SOUL and Hello Beasty: Setting the Green Standard - Viaduct Harbour

SOUL and Hello Beasty: Setting the Green Standard

Viaduct Harbour restaurants SOUL and Hello Beasty are committed to supporting a greener future. By making use of Viaduct Harbour’s Local Living Compost Hub, these restaurants are helping to reduce organic waste in landfills as well as creating nutrient rich fertiliser to be put back into local gardening projects.

With Jamaican bananas, blueberries from Chile and chia seeds from Mexico, your morning smoothie clocks up a fair few air miles before you have even taken a sip. In the same way we should be conscious of where our food comes from, Tim Bowater from NZ Box also wants us to think about  where our food waste goes. By disposing of food scraps locally, we minimise the environmental impact created by transporting this waste offsite.

Local growing local – that’s the main idea behind the hub, situated behind Headquarters. It’s compost being made locally to generate green spaces in other nearby urban environments.

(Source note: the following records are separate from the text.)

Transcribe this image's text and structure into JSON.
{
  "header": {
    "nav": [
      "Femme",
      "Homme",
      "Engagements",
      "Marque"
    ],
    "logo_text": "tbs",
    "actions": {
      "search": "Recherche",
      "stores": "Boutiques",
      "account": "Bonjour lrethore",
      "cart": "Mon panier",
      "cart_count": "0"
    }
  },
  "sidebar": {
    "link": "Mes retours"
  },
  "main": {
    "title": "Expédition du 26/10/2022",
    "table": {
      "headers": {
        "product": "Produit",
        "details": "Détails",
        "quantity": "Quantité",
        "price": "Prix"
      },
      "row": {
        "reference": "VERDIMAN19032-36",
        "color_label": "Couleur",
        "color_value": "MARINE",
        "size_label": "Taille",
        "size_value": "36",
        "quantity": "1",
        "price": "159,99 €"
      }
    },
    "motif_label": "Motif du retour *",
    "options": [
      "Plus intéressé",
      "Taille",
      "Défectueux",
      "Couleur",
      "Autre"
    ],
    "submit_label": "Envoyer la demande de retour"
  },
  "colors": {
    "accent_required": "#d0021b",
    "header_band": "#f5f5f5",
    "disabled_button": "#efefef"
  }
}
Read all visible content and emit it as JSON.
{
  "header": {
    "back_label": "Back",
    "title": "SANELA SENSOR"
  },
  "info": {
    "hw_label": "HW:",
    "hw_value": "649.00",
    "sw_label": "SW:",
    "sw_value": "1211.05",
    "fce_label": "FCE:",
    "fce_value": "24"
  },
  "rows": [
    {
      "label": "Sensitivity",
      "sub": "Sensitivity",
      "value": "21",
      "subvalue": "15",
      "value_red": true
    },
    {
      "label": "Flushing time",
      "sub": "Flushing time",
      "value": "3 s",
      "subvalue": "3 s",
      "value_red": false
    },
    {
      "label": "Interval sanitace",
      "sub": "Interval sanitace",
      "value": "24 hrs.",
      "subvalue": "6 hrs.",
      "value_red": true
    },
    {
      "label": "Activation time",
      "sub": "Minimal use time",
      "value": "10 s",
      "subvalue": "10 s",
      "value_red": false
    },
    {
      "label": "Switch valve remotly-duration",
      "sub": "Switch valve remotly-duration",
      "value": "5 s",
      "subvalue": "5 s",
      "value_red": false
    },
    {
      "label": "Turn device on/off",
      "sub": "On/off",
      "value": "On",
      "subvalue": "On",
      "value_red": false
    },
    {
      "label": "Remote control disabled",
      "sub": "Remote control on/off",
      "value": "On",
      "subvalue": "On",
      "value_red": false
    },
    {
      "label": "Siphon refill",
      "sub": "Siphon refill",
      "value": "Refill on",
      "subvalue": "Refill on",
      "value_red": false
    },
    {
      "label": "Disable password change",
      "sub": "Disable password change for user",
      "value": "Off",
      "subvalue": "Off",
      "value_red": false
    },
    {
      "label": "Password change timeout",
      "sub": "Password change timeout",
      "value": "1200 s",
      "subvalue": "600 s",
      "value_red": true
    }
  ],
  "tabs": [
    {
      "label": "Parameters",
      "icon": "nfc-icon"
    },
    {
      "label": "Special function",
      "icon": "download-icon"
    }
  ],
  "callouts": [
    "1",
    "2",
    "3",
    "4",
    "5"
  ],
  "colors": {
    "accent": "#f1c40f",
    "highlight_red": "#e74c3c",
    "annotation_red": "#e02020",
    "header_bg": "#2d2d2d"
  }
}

In just three months, a natural, slow release, carbon rich fertiliser is produced, able to be used to grow produce in the surrounding planter boxes and other nearby urban community gardens, such as the Organic Market Garden in Eden Terrace. This process means we can create nutrient rich produce while minimising the impact on the environment.

The Local Living Compost Hub isn’t just any compost, it’s a hot compost bin. Large volumes of nitrogen and carbon combined with the right balance of insulation and moisture generates temperatures of up to 80 degrees. This heat can quickly decompose organic matter and has the potential to break down compostable packaging. And don’t worry, as well as being pest-proof, any smells are well contained beneath layers of insulation under black lids

Hello Beasty was the earliest adopter of the project, and have been donating all their vegetable scraps to the bins since their induction. SOUL Bar and Bistro have just come on board too, making a start on collecting and transporting their vegetable off-cuts to the compost bins around the corner. Tim is also providing ongoing education and training to businesses to spread to word about the hub, and help them introduce systems to separate organic waste. It’s one step at a time for Bowater, who hopes to eventually have all Viaduct businesses on board and have local compost hubs become standard practice in all businesses.

Discover more sustainability projects at For The Love Of Bees.